When Automobile launched in 1986, my byline appeared with a sidebar to the cover story written by our founding editor David E. Davis, Jr. What had led me to the magazine was a heavily automobile-flavored childhood: my father raced a modified coupe and late-model stocks on the oval tracks around Omaha, Nebraska, where we lived. My favorite uncle preferred drag racing and hot rods.
After earning a B.A. in English from the University of Nebraska, I moved to Los Angeles to become a screenwriter. Instead, I ended up holding cue cards on TV shows, including the soap opera Days of Our Lives. My first magazine story, the inside scoop on how we prepared those cue cards, appeared with my own photos in Soap Opera Digest.
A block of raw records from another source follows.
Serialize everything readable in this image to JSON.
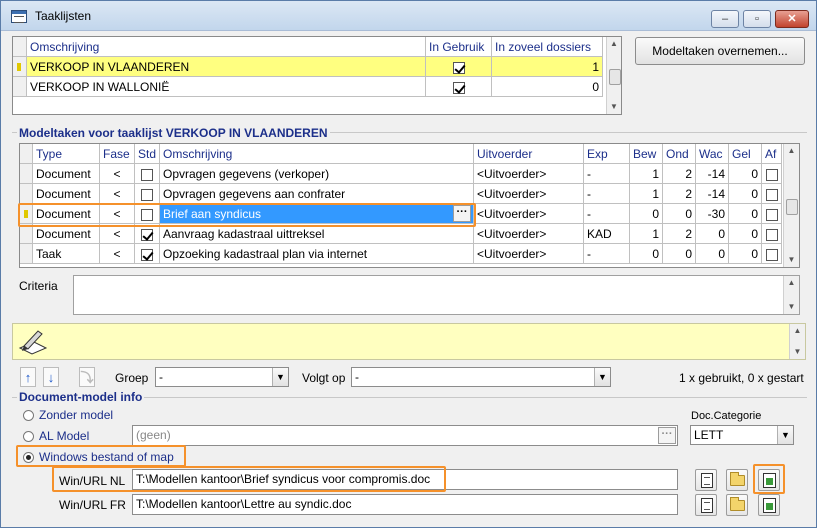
{
  "window": {
    "title": "Taaklijsten",
    "min": "–",
    "max": "▫",
    "close": "✕"
  },
  "tasklists": {
    "headers": [
      "Omschrijving",
      "In Gebruik",
      "In zoveel dossiers"
    ],
    "rows": [
      {
        "name": "VERKOOP IN VLAANDEREN",
        "in_use": true,
        "dossiers": "1",
        "selected": true
      },
      {
        "name": "VERKOOP IN WALLONIË",
        "in_use": true,
        "dossiers": "0",
        "selected": false
      }
    ]
  },
  "buttons": {
    "take_over": "Modeltaken overnemen..."
  },
  "modeltaken": {
    "title": "Modeltaken voor taaklijst VERKOOP IN VLAANDEREN",
    "headers": [
      "Type",
      "Fase",
      "Std",
      "Omschrijving",
      "Uitvoerder",
      "Exp",
      "Bew",
      "Ond",
      "Wac",
      "Gel",
      "Af"
    ],
    "rows": [
      {
        "type": "Document",
        "fase": "<",
        "std": false,
        "omschrijving": "Opvragen gegevens (verkoper)",
        "uitvoerder": "<Uitvoerder>",
        "exp": "-",
        "bew": "1",
        "ond": "2",
        "wac": "-14",
        "gel": "0",
        "af": false
      },
      {
        "type": "Document",
        "fase": "<",
        "std": false,
        "omschrijving": "Opvragen gegevens aan confrater",
        "uitvoerder": "<Uitvoerder>",
        "exp": "-",
        "bew": "1",
        "ond": "2",
        "wac": "-14",
        "gel": "0",
        "af": false
      },
      {
        "type": "Document",
        "fase": "<",
        "std": false,
        "omschrijving": "Brief aan syndicus",
        "uitvoerder": "<Uitvoerder>",
        "exp": "-",
        "bew": "0",
        "ond": "0",
        "wac": "-30",
        "gel": "0",
        "af": false
      },
      {
        "type": "Document",
        "fase": "<",
        "std": true,
        "omschrijving": "Aanvraag kadastraal uittreksel",
        "uitvoerder": "<Uitvoerder>",
        "exp": "KAD",
        "bew": "1",
        "ond": "2",
        "wac": "0",
        "gel": "0",
        "af": false
      },
      {
        "type": "Taak",
        "fase": "<",
        "std": true,
        "omschrijving": "Opzoeking kadastraal plan via internet",
        "uitvoerder": "<Uitvoerder>",
        "exp": "-",
        "bew": "0",
        "ond": "0",
        "wac": "0",
        "gel": "0",
        "af": false
      }
    ],
    "ellipsis": "···"
  },
  "criteria": {
    "label": "Criteria",
    "value": ""
  },
  "nav": {
    "up": "↑",
    "down": "↓",
    "groep_label": "Groep",
    "groep_value": "-",
    "volgt_op_label": "Volgt op",
    "volgt_op_value": "-",
    "usage": "1 x gebruikt, 0 x gestart"
  },
  "docinfo": {
    "title": "Document-model info",
    "zonder_model": "Zonder model",
    "al_model": "AL Model",
    "al_model_value": "(geen)",
    "windows": "Windows bestand of map",
    "selected": "windows",
    "doc_categorie_label": "Doc.Categorie",
    "doc_categorie_value": "LETT",
    "url_nl_label": "Win/URL NL",
    "url_nl_value": "T:\\Modellen kantoor\\Brief syndicus voor compromis.doc",
    "url_fr_label": "Win/URL FR",
    "url_fr_value": "T:\\Modellen kantoor\\Lettre au syndic.doc",
    "ellipsis": "···"
  }
}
In my freelance career, I’ve now written for the Wall Street Journal and the New York Times, among others. My stories of Detroit history for DBusiness (“Detroit’s Premier Business Journal”) have been running since 2006. I’ve even compiled a couple of reports for Bon Appétit. But while a food-and-wine tour gets boring after a couple of days, nothing beats a call from Automobile. I’ve been behind the wheel of everything from a Ferrari 458 Italia (“Blood Red to Goodwood”) to the Fiat 500 Abarth and aboard a Ducati (“The Tempest and the Teapot”). On assignment for “Three Zero Heroes,” I co-drove the winning BMW X3 in the 2004 Alcan Winter Rally. Teaming again with navigator Peter Schneider, we won the 2006 Carolina Trophy, bulldogging a 1951 Chrysler Saratoga to the finish for “Substance over Style.”
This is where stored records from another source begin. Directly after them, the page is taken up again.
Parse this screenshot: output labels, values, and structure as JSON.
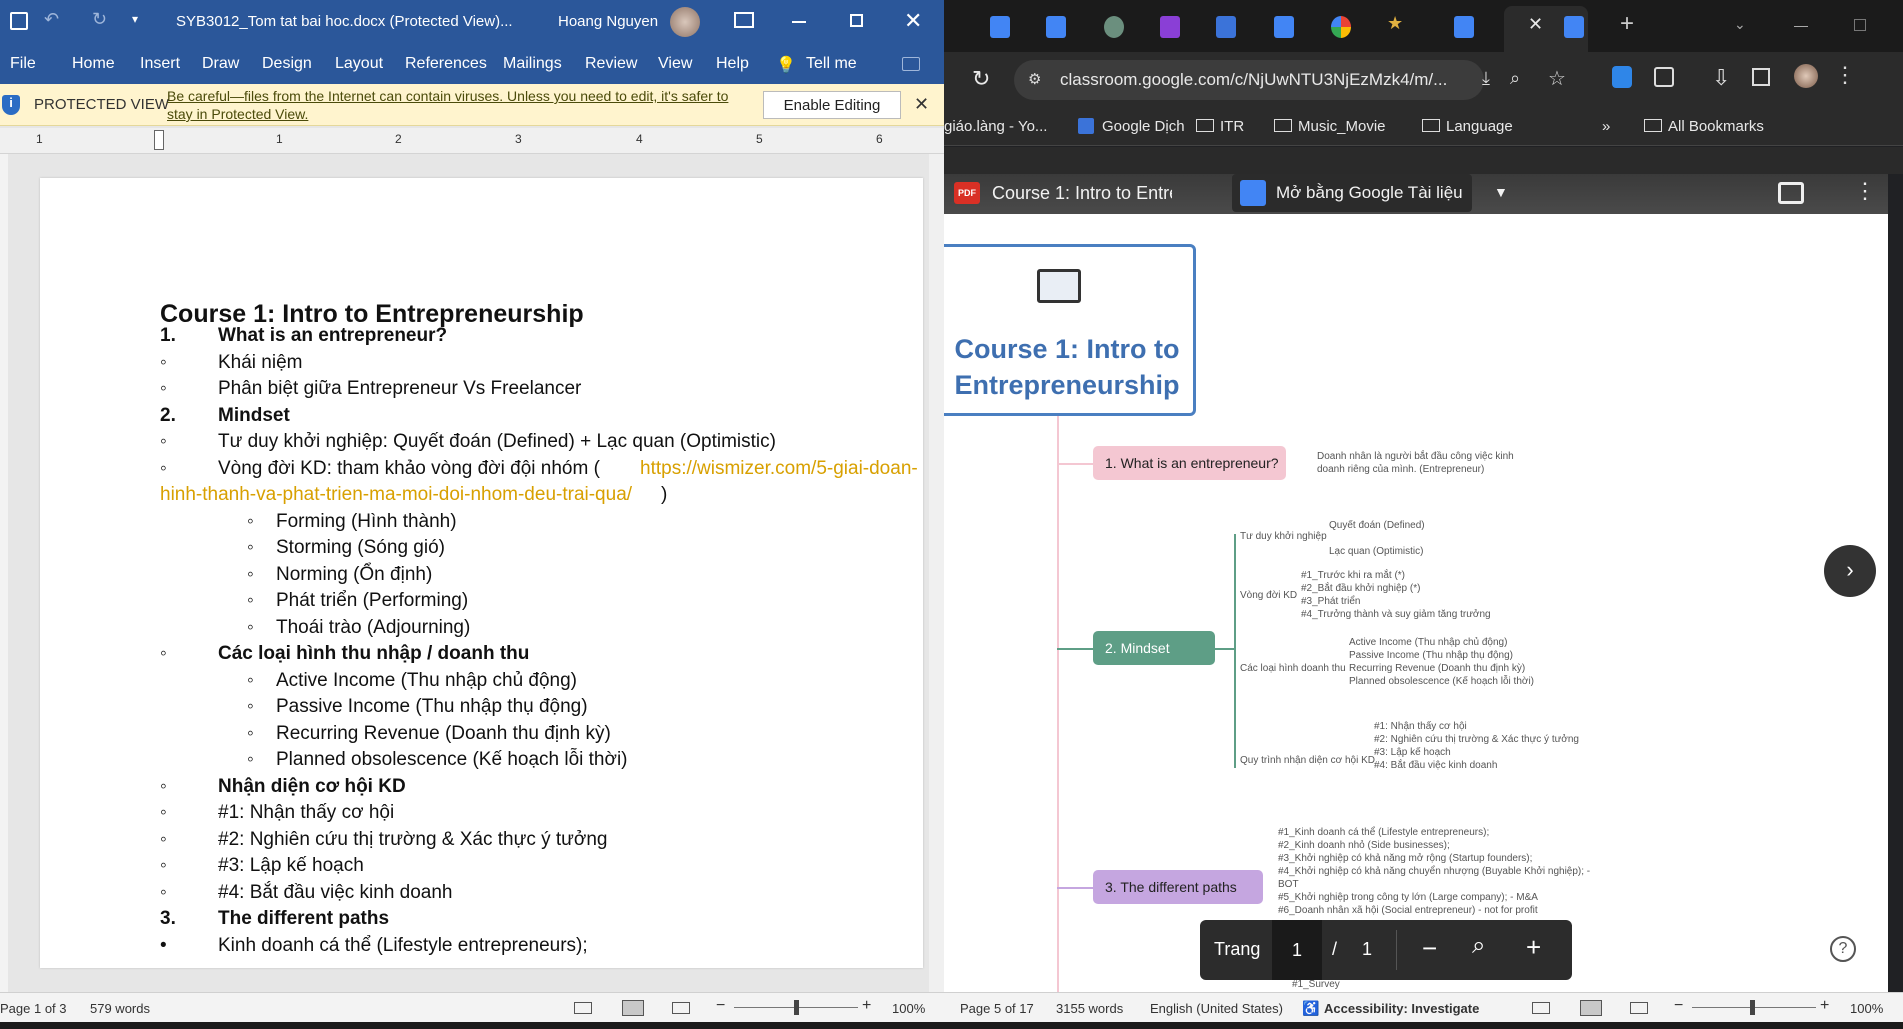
{
  "word": {
    "title": "SYB3012_Tom tat bai hoc.docx (Protected View)...",
    "user": "Hoang Nguyen",
    "file_label": "File",
    "tabs": [
      "Home",
      "Insert",
      "Draw",
      "Design",
      "Layout",
      "References",
      "Mailings",
      "Review",
      "View",
      "Help"
    ],
    "tell_me": "Tell me",
    "protected": {
      "label": "PROTECTED VIEW",
      "message": "Be careful—files from the Internet can contain viruses. Unless you need to edit, it's safer to stay in Protected View.",
      "enable_button": "Enable Editing"
    },
    "ruler_numbers": [
      "1",
      "1",
      "2",
      "3",
      "4",
      "5",
      "6"
    ],
    "document": {
      "heading": "Course 1: Intro to Entrepreneurship",
      "lines": [
        {
          "marker": "1.",
          "text": "What is an entrepreneur?",
          "bold": true,
          "indent": 1
        },
        {
          "marker": "◦",
          "text": "Khái niệm",
          "bold": false,
          "indent": 1
        },
        {
          "marker": "◦",
          "text": "Phân biệt giữa Entrepreneur Vs Freelancer",
          "bold": false,
          "indent": 1
        },
        {
          "marker": "2.",
          "text": "Mindset",
          "bold": true,
          "indent": 1
        },
        {
          "marker": "◦",
          "text": "Tư duy khởi nghiệp: Quyết đoán (Defined) + Lạc quan (Optimistic)",
          "bold": false,
          "indent": 1
        },
        {
          "marker": "◦",
          "text": "Vòng đời KD: tham khảo vòng đời đội nhóm (",
          "bold": false,
          "indent": 1,
          "link": "https://wismizer.com/5-giai-doan-",
          "link2": "hinh-thanh-va-phat-trien-ma-moi-doi-nhom-deu-trai-qua/",
          "tail": ")"
        },
        {
          "marker": "◦",
          "text": "Forming (Hình thành)",
          "bold": false,
          "indent": 2
        },
        {
          "marker": "◦",
          "text": "Storming (Sóng gió)",
          "bold": false,
          "indent": 2
        },
        {
          "marker": "◦",
          "text": "Norming (Ổn định)",
          "bold": false,
          "indent": 2
        },
        {
          "marker": "◦",
          "text": "Phát triển (Performing)",
          "bold": false,
          "indent": 2
        },
        {
          "marker": "◦",
          "text": "Thoái trào (Adjourning)",
          "bold": false,
          "indent": 2
        },
        {
          "marker": "◦",
          "text": "Các loại hình thu nhập / doanh thu",
          "bold": true,
          "indent": 1
        },
        {
          "marker": "◦",
          "text": "Active Income (Thu nhập chủ động)",
          "bold": false,
          "indent": 2
        },
        {
          "marker": "◦",
          "text": "Passive Income (Thu nhập thụ động)",
          "bold": false,
          "indent": 2
        },
        {
          "marker": "◦",
          "text": "Recurring Revenue (Doanh thu định kỳ)",
          "bold": false,
          "indent": 2
        },
        {
          "marker": "◦",
          "text": "Planned obsolescence (Kế hoạch lỗi thời)",
          "bold": false,
          "indent": 2
        },
        {
          "marker": "◦",
          "text": "Nhận diện cơ hội KD",
          "bold": true,
          "indent": 1
        },
        {
          "marker": "◦",
          "text": "#1: Nhận thấy cơ hội",
          "bold": false,
          "indent": 1
        },
        {
          "marker": "◦",
          "text": "#2: Nghiên cứu thị trường & Xác thực ý tưởng",
          "bold": false,
          "indent": 1
        },
        {
          "marker": "◦",
          "text": "#3: Lập kế hoạch",
          "bold": false,
          "indent": 1
        },
        {
          "marker": "◦",
          "text": "#4: Bắt đầu việc kinh doanh",
          "bold": false,
          "indent": 1
        },
        {
          "marker": "3.",
          "text": "The different paths",
          "bold": true,
          "indent": 1
        },
        {
          "marker": "•",
          "text": "Kinh doanh cá thể (Lifestyle entrepreneurs);",
          "bold": false,
          "indent": 1
        }
      ]
    },
    "status": {
      "page": "Page 1 of 3",
      "words": "579 words",
      "zoom": "100%"
    }
  },
  "chrome": {
    "url": "classroom.google.com/c/NjUwNTU3NjEzMzk4/m/...",
    "bookmarks": [
      "giáo.làng - Yo...",
      "Google Dịch",
      "ITR",
      "Music_Movie",
      "Language",
      "All Bookmarks"
    ],
    "pdf": {
      "title": "Course 1: Intro to Entrepreneurship",
      "open_with": "Mở bằng Google Tài liệu",
      "title_box": "Course 1: Intro to Entrepreneurship",
      "nodes": {
        "n1": "1. What is an entrepreneur?",
        "n1_desc": [
          "Doanh nhân là người bắt đầu công việc kinh",
          "doanh riêng của mình. (Entrepreneur)"
        ],
        "n2": "2. Mindset",
        "tu_duy": "Tư duy khởi nghiệp",
        "tu_duy_items": [
          "Quyết đoán (Defined)",
          "Lạc quan (Optimistic)"
        ],
        "vong_doi": "Vòng đời KD",
        "vong_doi_items": [
          "#1_Trước khi ra mắt (*)",
          "#2_Bắt đầu khởi nghiệp (*)",
          "#3_Phát triển",
          "#4_Trưởng thành và suy giảm tăng trưởng"
        ],
        "loai_hinh": "Các loại hình doanh thu",
        "loai_hinh_items": [
          "Active Income (Thu nhập chủ động)",
          "Passive Income (Thu nhập thụ động)",
          "Recurring Revenue (Doanh thu định kỳ)",
          "Planned obsolescence (Kế hoạch lỗi thời)"
        ],
        "quy_trinh": "Quy trình nhận diện cơ hội KD",
        "quy_trinh_items": [
          "#1: Nhận thấy cơ hội",
          "#2: Nghiên cứu thị trường & Xác thực ý tưởng",
          "#3: Lập kế hoạch",
          "#4: Bắt đầu việc kinh doanh"
        ],
        "n3": "3. The different paths",
        "n3_items": [
          "#1_Kinh doanh cá thể (Lifestyle entrepreneurs);",
          "#2_Kinh doanh nhỏ (Side businesses);",
          "#3_Khởi nghiệp có khả năng mở rộng (Startup founders);",
          "#4_Khởi nghiệp có khả năng chuyển nhượng (Buyable Khởi nghiệp); -",
          "BOT",
          "#5_Khởi nghiệp trong công ty lớn (Large company); - M&A",
          "#6_Doanh nhân xã hội (Social entrepreneur) - not for profit"
        ],
        "survey": "#1_Survey"
      },
      "toolbar": {
        "page_label": "Trang",
        "current": "1",
        "sep": "/",
        "total": "1"
      }
    },
    "status": {
      "page": "Page 5 of 17",
      "words": "3155 words",
      "language": "English (United States)",
      "accessibility": "Accessibility: Investigate",
      "zoom": "100%"
    }
  },
  "colors": {
    "word_blue": "#2b579a",
    "link_orange": "#d8a000",
    "node_pink": "#f4c7d2",
    "node_green": "#5e9e86",
    "node_purple": "#c5a6e0",
    "title_border": "#4a7fc1",
    "title_text": "#3e6fb0"
  }
}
Other assignments have placed me not only in the driver’s seat of a Porsche 911 Targa for the 2002 Targa Newfoundland, a plummy nod that seemed to indicate my editors’ favor, but also in the co-driver’s seat of a Class 1 buggy for the 2003 Baja 1000, suggesting they wanted me dead. At any rate, as you might guess, there’s no regret about abandoning show biz.